Now I have had charity remorse.  Specifically wide leather 80’s style belts that I have longed for years after giving away.  But clothing?  Well, the only thing that I wish I hadn’t thrifted was a black taffeta ball gown skirt that I used for performing years ago.  I have wished that was still in my closet the odd time.

Gill says: I tend to cannibalise(!) anything I no longer wear!
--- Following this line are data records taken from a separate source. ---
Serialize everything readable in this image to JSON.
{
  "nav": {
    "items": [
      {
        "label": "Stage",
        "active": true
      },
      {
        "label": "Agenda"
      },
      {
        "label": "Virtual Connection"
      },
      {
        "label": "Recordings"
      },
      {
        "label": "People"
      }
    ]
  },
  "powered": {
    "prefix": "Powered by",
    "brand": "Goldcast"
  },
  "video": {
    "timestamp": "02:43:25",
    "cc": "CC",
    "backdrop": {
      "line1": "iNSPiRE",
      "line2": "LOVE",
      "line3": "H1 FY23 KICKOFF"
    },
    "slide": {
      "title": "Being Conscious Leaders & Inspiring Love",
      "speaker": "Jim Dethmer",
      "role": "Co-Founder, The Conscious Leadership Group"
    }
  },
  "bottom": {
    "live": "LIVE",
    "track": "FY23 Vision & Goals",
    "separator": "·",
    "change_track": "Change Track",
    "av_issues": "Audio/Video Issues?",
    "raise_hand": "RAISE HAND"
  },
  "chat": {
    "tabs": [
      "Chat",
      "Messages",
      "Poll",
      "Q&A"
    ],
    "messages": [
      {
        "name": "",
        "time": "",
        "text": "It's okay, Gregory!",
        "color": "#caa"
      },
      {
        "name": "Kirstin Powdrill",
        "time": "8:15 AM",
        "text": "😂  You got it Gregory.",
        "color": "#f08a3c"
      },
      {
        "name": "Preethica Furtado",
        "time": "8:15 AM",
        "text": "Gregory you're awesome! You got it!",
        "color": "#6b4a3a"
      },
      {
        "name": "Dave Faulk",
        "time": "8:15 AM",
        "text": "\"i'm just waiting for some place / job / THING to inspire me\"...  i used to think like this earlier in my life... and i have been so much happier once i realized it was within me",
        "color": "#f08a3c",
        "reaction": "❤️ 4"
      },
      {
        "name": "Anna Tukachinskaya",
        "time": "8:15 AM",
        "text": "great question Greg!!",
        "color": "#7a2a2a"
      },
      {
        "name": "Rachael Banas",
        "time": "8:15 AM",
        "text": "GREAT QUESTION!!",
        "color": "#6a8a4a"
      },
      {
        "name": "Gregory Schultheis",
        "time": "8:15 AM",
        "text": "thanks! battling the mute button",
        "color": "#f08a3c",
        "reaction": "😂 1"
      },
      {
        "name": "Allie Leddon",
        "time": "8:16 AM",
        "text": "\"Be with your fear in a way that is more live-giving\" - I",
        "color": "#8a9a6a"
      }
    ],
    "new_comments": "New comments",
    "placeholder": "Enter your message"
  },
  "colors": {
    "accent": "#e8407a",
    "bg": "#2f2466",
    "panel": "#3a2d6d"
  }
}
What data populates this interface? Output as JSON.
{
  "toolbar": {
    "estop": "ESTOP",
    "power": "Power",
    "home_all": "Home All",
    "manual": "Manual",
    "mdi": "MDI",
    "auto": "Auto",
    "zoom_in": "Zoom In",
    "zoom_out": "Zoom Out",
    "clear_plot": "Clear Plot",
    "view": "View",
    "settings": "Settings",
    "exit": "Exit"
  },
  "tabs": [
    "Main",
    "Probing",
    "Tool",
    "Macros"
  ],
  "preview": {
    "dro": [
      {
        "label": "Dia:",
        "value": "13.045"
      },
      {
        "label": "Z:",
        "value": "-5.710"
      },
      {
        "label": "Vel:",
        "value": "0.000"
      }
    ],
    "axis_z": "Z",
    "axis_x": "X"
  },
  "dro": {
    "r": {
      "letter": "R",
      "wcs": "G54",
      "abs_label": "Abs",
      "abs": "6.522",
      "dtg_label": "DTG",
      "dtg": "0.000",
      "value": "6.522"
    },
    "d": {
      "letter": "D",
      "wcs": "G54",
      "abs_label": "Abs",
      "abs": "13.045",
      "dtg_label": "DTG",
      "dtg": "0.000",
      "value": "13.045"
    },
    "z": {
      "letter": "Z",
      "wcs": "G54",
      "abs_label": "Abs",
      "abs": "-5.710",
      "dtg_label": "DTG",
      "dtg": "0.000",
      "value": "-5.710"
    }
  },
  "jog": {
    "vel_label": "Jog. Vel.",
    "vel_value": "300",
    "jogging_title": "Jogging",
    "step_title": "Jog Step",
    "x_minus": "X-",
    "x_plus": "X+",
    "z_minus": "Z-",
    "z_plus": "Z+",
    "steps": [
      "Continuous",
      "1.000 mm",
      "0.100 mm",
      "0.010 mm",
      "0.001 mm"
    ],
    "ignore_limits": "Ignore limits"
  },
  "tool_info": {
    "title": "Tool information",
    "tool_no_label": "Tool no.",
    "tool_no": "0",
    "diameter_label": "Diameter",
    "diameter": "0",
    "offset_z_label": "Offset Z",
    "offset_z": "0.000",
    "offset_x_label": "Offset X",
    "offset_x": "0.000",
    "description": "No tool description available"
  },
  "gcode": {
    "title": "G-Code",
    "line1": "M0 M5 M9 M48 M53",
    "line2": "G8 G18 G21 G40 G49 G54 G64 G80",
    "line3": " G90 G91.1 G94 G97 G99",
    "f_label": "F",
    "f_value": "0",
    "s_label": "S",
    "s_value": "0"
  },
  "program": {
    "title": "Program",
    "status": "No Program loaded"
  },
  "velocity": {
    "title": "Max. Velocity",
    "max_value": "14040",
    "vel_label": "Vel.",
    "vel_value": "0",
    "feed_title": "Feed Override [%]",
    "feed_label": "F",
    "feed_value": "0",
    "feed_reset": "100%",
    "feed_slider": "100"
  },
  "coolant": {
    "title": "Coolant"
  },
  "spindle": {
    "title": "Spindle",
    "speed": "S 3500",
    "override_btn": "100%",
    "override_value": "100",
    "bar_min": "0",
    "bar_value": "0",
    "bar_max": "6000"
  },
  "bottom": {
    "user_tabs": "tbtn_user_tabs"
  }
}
I take off all buttons,zips etc and the garment is cut apart and goes into my scrap basket to await the perfect project!

I do this all the time!  Well, when I don’t actually give the entire garment away.  I like to re-use notions when I can.  The sewing hobby is expensive, especially when you put the time and effort into making a garment that should have been muslined in the first place, but wasn’t.  🙂

Diana’s Dresses

diana rose dressJust a couple of observations about the dresses that I saw yesterday at the Design Exchange.  The exhibit runs in Toronto until June 10th, so you’d better hurry if you don’t want to miss it!

The purpose of the exhibit is to raise money for Princess Diana’s charities.  I thought it would be interesting to see them close up and personal, as it were.  I couldn’t get fantastic pictures of them all, but I thought I’d share the interesting things I noticed with you anyways.diana rose dress embroidery

First, this rose silk twill dress with exquisite embroidery.  This is just amazing beadwork with embroidery underneath the sequin details.  Since I love needlework so much, I thought I’d share a picture of it up close.  I couldn’t see inside the garments, of course, which I would have preferred, but I did notice a couple of things that were of interest to me as a seamstress.  The first was the intricate work of embroidery on this jacket and bodice on the first gown in the exhibit.  There was a teal gown that was covered with hand-sewn sequins, too.  I could not imagine having to sew on enough sequins to cover a long-sleeved full length gown.  Incredible work.

The second thing that struck me was the hem on many of the dresses.  I don’t know where I learned to press hems flat, but I’ve always done that.  Then I read recently in Vogue Sewing that hems don’t necessarily get pressed flat all the time, especially if diana rose hemthey’re underlined or reinforced with horsehair braid.  That was a new idea to me.  And then I noticed the hem on this dress.  It’s not flat.  It’s just folded under and stitched to the underlining, I would guess.  There were a few silk crepe gowns that had the soft turned-up-and-stitched hem.  I liked the look of it, and so, if I ever have the need to sew a full-length gown, I’ll be sure to underline the skirt so that I can do such a hem.